“Come, sit down here.” Aunty Schola stroke her finger through hair from her face to expose her neck. Efe raised her left eyebrow as Osaze walked to where Aunty Schola was sitting. Oh, make I go bring these children quickly from dagis, e dey behind here. I will be back soon! Aunty Schola got up with her glass of wine and walked slowly like someone that was not in a hurry. Osaze enjoyed looking at her walked out of the room. Then he looked at Efe and smiled.
So, what are you going to do here?
He was reluctant because his question earned a frown from Efe. Nothing, in particular, my aunty told me to come here and figure things out for myself. She spoke without making any eye contact and not interested in his question.
It is good you have someone here. I did not have anyone in Barcelona at all, e kon hard for me.
Do you have any plan to go to school or work here? Or you won do both?
Well, we will see what my aunty suggest. She looked down on the floor where a small housefly was moving in circles.
Ah, you need to figure it out earlier!
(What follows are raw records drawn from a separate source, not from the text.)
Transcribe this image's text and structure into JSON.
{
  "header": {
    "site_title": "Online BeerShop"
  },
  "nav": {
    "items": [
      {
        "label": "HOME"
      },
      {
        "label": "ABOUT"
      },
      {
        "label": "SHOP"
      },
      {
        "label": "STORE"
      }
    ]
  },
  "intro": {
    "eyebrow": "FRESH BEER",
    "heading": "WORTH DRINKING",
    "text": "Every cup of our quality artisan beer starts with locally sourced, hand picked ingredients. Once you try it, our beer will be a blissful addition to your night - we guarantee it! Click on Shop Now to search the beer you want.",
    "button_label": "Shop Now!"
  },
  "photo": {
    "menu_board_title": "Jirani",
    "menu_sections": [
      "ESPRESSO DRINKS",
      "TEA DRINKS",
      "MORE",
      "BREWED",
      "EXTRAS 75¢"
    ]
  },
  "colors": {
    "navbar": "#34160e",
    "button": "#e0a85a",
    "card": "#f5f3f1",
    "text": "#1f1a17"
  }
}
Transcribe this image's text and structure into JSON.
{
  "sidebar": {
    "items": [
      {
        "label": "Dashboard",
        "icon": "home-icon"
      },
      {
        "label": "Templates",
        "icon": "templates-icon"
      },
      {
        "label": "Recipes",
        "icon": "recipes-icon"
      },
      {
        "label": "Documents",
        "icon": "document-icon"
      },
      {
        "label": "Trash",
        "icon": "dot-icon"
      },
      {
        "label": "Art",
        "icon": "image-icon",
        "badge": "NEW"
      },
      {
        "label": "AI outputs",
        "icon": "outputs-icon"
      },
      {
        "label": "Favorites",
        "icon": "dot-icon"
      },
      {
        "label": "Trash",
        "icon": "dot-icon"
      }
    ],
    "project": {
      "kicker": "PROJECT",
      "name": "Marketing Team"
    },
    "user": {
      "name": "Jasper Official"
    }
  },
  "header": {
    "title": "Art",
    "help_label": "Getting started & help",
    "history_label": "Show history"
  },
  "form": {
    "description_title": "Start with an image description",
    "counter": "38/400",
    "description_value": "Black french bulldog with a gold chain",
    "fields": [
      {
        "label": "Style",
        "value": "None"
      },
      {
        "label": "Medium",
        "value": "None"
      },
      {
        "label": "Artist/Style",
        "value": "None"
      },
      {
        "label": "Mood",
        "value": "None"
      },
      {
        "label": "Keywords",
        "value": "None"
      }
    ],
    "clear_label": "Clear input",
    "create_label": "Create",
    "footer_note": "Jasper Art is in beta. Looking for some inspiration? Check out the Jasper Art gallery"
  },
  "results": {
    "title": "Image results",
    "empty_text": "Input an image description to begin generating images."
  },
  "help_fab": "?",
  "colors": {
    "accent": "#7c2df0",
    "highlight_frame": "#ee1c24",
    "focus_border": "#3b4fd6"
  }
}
Anyway, you are young, so you have time to arrange yourself.
Efe did not look up or reply him. The housefly flew into the corridor and then disappeared. A loud slam of the front door made her jerk up, and she rushed to see what was going on. Osaze smiled as she walked away, and he stayed in the parlor.
Aunt Schola and her kids were home. The smallest child had pushed the front door with force . “We are back, don’t mind Osamudiamen, she wants to break the door as small as she is.”
I got scared; I thought something had happened.
Mama, Vem är hon? Eromosele asked her mother as she dropped her school bag on the floor.
Din moster från Nigeria. Aunty Schola replied Eromosele. Men, mamma du inte berätta för mig, att vår moster kommer idag.
Eromosele said to her mother with a squeezed face. Efe face became pale because she did not understand anything they were saying. She was lost and confused while listening to them. So, she smiled at the kids with a peculiar expression on her face. The two small kids sat on the floor to remove their gladiator sandals. But Eromosele kept staring at Efe.
Efe, she dey ask who you be. You know these children want to know everything. Aunty was explaining to Efe as she helped Izebe remove her right sandal.
Ok ma, Efe walked to Eromosele and hugged her.
My name is Efe, you don turn big girl now o.
Tack! Eromosele replied.
Efe looked at her because she did not understand what she said. She did not know if it meant something else or to reply back.
What does that mean? She asked.
Do not mind her; I have taught her several times. Aunty Schola was shouting at Eromosele. They all understand English; she dey forget common thank you.
Aunty Schola walked into her bedroom in anger with Izebe. She came out with her wax wrapper tied across her chest, carrying Izebe on her right waist. She walked to the living room with her face squeezed.
Osaze! Enhee, I spoke with my husband, and he said you can stay here for now. He is currently in Nigeria for some business, and he will be back by ending of August or early September. So you are welcome to stay, let me show you where you will be sleeping for now. Osaze walked behind her; the room was close to the front door, and a small bathroom was located on the left side.
Na here ! You can relax and go baff mek you sleep. Efe go join me for my room until my husband return. Aunty Schola dropped Izebe down, walked out of the room and closed the door.